by Mike Stiles
The richness and diversity of the bird life in San Luis Obispo County is hard to match. There have been 453 species of birds recorded in our county . . . more birds than many states can claim. Our Christmas Bird Count usually hovers around 200 species, which puts our count in the top ten in the United States and Canada. The Big Sit, a count that takes place in October in the United States and in several countries around the world, is limited to the number of species seen from inside a 17 foot diameter circle. The local Big Sit circle, at Bush Lupine Point in the Elfin Forest, regularly records over 100 species of birds from that single location. One year, our tally of 122 species was the top count in the world.
It’s all a matter of habitat diversity and it starts with the Morro Bay estuary, where fresh and salt water co-mingle, and, by definition, is one of the richest ecosystems on the planet. Combine that with the rocky shoreline from Montana de Oro to Arroyo de la Cruz, the numerous wooded creeks that flow into the ocean, the brackish lakes and dune systems at Oso Flaco Lake and Oceano, and east to the Carrizo Plain - all provide San Luis Obispo county with the variety of habitats needed to make our area one of the best birding spots in the country.
Birders, myself included, are often guilty of planning family vacations around prime birding spots. There are several areas that every birder considers. For instance, a visit to southeast Arizona will soon produce many species of birds seen nowhere else in the country. Seven species of hummingbirds can be counted on one feeder. Specialty birds, such as Elegant Trogon, Rose-throated Becard, and Thick-billed Kingbird, are on every birder’s wish list. Cape May, at the southern tip of New Jersey, is surrounded by the Atlantic Ocean and the Delaware Bay and is the last resting stop for many miles for migrating birds. The right conditions of timing and weather patterns can produce a “fallout” during migration, where the trees are literally dripping with warblers, vireos, and other birds, all actively fueling up for the next leg of their journey.
Local birders are blessed that we live in one of those ultimate birding destinations. Most serious birders will eventually visit Morro Bay to see the many thousands of ducks, geese, and shorebirds that spend the mild winter here. The biodiversity of the estuary provides ample food to fatten them up for the long spring journey back to their northern breeding grounds. Brant geese arrive after a nonstop flight from Alaska, commonly winter here in numbers above 4000, just to dine on eel grass.
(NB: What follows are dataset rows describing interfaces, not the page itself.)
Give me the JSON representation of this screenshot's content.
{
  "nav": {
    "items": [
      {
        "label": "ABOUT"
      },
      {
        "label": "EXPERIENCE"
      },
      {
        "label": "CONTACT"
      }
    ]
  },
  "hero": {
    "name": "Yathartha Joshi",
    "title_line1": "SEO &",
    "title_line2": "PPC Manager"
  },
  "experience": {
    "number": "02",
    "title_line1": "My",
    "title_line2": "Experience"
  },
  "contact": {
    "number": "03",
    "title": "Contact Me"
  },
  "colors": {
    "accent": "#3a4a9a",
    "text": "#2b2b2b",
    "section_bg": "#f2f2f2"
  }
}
Morro Rock itself stands as a symbol for one of the great success stories involving an endangered bird. In the early 1970’s there were only two pair of breeding Peregrine Falcons on the west coast, and one of those pairs was on Morro Rock. Birders would drive hundreds of miles to catch a glimpse of the bird, often times unrewarded for the effort. After years of a captive breeding program and the concerted research efforts of biologists and volunteer falcon watchers, the birds were removed from endangered status in 1999. It is estimated that 250 breeding pairs exist in California today.
Our little slice of the Central Coast is certainly a treasure of the birding world. We should all try not to take it for granted.
For more information about birds and birding in our area see the Morro Coast Audubon website and the Birdfinding Guide to San Luis Obispo County.